Chuck Close and other artists used to sit around bars like the Cedar Tavern and Max’s Kansas City and talk about art. “I have more conversations today over what we’re going to do to protect our spouses, our children, our work,” Mr. Close said.
At 77, Mr. Close is among a critical mass of prominent — and profitable — artists in their twilight years (including Claes Oldenburg, 88; Ed Ruscha, 79; and Gerhard Richter, 84) facing important decisions about how to secure their creations and provide for their heirs just as the exploding market has significantly increased the value of their work. And the art world hopes to cash in on it.
“You have the greatest number of artists there has ever been who are wealthy from their own creative work and have to make provisions for the posthumous stewardship of that work,” said Christine J. Vincent, the project director for the Artist-Endowed Foundations Initiative at the Aspen Institute, which helps private foundations created by visual artists. “More and more entities are getting involved in servicing it.”

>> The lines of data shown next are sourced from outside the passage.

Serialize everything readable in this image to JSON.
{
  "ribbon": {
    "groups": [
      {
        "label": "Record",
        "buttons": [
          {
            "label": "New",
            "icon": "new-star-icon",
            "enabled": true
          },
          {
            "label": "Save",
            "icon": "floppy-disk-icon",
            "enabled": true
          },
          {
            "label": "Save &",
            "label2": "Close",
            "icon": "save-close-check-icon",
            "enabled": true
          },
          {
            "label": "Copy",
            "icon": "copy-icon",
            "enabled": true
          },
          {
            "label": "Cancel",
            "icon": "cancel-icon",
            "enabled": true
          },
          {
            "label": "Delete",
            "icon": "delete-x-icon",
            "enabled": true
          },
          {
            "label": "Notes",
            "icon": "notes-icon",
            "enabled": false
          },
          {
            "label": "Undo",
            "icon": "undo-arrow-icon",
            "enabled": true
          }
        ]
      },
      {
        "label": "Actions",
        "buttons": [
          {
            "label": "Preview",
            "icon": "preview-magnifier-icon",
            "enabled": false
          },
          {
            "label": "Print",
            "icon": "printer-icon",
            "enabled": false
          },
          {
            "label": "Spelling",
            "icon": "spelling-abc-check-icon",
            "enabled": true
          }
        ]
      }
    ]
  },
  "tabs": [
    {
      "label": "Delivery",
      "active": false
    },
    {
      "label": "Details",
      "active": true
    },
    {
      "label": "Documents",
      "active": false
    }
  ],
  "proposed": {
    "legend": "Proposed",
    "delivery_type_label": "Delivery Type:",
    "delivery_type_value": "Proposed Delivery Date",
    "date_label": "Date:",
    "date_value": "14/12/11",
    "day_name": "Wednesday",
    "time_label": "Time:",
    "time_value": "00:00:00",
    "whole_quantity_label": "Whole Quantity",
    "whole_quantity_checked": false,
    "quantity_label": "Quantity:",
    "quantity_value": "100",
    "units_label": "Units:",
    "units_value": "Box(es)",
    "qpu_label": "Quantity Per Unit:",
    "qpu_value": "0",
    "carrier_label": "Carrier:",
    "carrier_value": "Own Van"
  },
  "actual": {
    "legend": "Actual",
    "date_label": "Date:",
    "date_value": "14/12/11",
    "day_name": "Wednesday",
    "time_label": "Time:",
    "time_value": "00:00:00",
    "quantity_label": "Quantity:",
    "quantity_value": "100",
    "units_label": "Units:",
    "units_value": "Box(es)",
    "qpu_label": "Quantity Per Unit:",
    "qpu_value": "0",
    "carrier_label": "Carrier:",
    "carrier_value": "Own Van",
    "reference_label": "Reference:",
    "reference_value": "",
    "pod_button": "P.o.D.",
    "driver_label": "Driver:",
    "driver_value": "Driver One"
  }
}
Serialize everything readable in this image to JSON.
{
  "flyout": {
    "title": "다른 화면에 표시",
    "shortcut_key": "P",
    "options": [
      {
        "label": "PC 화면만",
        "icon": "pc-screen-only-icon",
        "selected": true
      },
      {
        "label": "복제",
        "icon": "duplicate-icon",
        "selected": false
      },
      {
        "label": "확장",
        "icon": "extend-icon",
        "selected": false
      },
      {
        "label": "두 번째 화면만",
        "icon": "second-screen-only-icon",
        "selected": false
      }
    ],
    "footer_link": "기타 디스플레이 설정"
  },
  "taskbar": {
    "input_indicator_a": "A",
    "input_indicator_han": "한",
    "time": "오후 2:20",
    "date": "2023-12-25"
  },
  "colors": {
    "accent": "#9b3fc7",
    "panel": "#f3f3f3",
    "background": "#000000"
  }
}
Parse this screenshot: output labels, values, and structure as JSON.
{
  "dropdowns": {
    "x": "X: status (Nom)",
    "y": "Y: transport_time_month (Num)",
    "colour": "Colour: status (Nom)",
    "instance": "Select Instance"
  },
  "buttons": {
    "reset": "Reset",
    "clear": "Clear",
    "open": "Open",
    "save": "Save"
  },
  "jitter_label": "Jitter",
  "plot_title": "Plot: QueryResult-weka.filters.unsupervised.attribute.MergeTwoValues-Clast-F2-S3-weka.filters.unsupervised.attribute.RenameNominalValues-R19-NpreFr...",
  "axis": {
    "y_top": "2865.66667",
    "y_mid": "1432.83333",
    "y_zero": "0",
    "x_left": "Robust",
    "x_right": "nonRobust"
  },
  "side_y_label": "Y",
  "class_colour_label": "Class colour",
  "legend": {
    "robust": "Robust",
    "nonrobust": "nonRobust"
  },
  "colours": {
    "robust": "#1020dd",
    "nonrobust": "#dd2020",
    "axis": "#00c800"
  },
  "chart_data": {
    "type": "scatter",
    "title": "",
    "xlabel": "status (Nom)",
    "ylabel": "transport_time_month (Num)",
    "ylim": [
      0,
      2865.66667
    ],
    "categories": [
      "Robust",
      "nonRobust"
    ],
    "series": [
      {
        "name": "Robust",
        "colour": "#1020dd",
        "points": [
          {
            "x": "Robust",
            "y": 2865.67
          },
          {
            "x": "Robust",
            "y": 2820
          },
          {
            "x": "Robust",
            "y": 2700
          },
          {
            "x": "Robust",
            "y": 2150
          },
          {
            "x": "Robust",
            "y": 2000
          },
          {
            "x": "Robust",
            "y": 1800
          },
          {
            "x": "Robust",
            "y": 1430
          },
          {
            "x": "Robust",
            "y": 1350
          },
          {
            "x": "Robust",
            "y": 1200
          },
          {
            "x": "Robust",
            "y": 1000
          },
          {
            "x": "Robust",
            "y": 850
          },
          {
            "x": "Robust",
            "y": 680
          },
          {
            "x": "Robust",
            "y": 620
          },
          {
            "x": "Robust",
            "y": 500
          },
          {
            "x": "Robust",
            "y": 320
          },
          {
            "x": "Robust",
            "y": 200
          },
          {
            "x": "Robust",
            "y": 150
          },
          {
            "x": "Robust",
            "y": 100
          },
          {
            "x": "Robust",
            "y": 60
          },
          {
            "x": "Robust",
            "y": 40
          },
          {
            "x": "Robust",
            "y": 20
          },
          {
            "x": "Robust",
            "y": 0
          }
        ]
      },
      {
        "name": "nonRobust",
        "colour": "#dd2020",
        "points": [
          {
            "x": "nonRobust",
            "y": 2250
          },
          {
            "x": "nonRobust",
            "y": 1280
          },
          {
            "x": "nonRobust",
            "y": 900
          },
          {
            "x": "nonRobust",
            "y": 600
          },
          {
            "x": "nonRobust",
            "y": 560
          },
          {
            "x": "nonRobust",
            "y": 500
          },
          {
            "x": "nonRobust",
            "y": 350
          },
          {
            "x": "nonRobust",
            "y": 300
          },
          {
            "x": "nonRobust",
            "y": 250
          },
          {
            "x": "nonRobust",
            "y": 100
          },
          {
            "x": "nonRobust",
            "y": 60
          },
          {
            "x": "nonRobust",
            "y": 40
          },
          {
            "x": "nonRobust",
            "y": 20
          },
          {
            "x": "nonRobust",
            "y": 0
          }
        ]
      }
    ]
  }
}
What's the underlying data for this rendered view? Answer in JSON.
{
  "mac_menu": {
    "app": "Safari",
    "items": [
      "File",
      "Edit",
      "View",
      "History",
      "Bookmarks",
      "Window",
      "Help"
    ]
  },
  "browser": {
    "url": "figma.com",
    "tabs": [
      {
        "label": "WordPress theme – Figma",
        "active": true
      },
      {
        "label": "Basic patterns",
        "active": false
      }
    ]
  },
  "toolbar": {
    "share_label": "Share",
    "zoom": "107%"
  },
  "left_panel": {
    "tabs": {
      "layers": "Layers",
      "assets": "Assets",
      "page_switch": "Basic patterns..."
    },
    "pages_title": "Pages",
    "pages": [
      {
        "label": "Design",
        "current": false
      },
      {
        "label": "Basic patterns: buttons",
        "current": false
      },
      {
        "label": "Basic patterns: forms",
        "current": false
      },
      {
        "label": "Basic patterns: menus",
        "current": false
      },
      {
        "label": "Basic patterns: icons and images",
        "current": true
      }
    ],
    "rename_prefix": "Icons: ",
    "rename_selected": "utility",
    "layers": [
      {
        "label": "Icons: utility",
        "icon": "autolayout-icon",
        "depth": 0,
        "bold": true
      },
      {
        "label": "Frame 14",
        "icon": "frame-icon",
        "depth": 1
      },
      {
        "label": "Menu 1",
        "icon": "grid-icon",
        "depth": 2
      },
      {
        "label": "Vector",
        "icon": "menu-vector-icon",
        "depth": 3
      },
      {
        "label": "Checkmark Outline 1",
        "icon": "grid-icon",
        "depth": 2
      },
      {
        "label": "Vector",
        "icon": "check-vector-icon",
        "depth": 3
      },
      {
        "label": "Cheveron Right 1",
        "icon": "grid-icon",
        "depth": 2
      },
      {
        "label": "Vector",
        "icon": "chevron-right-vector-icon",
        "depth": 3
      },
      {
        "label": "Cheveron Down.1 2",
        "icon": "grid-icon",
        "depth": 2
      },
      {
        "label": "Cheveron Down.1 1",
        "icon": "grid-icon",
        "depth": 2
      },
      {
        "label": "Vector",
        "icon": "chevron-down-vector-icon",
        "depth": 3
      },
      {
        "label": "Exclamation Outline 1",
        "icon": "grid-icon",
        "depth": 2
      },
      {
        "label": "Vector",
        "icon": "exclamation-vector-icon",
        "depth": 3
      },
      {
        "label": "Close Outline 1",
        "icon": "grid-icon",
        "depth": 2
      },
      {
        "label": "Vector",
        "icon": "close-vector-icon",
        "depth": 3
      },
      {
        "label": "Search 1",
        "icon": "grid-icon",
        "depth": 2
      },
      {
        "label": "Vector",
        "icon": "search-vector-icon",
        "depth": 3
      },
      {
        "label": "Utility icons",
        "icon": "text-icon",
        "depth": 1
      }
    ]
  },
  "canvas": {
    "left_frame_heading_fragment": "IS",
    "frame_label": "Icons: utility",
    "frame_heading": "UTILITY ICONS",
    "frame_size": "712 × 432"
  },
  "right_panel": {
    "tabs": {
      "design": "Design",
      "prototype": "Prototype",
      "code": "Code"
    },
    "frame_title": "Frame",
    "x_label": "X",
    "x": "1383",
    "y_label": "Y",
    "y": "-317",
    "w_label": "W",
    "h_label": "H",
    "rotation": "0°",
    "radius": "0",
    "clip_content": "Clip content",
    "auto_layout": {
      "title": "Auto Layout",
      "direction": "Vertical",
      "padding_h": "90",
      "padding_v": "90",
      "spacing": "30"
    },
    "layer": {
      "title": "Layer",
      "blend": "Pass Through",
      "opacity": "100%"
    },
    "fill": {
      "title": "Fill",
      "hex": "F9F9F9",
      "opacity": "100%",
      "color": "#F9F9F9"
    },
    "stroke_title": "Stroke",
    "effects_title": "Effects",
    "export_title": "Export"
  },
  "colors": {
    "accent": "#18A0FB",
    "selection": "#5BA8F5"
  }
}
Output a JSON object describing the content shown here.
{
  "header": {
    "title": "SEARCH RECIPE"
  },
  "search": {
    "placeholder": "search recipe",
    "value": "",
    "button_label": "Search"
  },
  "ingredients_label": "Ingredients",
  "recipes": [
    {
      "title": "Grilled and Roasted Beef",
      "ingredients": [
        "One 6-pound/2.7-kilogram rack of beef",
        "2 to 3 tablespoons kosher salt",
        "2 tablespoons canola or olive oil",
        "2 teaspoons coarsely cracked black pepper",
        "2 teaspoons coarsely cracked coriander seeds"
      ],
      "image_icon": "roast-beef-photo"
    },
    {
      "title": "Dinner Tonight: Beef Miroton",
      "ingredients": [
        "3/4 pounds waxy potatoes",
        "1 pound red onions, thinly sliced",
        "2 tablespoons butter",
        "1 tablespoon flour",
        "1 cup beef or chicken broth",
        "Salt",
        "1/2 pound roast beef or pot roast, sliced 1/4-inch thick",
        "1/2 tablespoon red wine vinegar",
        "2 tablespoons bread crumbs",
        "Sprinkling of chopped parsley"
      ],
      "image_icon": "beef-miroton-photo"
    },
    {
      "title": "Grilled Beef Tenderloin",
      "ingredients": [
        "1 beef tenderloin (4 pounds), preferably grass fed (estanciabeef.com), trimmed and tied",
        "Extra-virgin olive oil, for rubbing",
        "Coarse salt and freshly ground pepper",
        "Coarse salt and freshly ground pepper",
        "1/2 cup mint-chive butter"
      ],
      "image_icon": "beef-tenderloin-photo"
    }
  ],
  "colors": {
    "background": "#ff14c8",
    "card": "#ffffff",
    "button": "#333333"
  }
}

Sotheby’s just hired Christy MacLear, the chief executive of the Robert Rauschenberg Foundation, in an attempt to start managing artists’ careers, estates and foundations, a role historically played by galleries.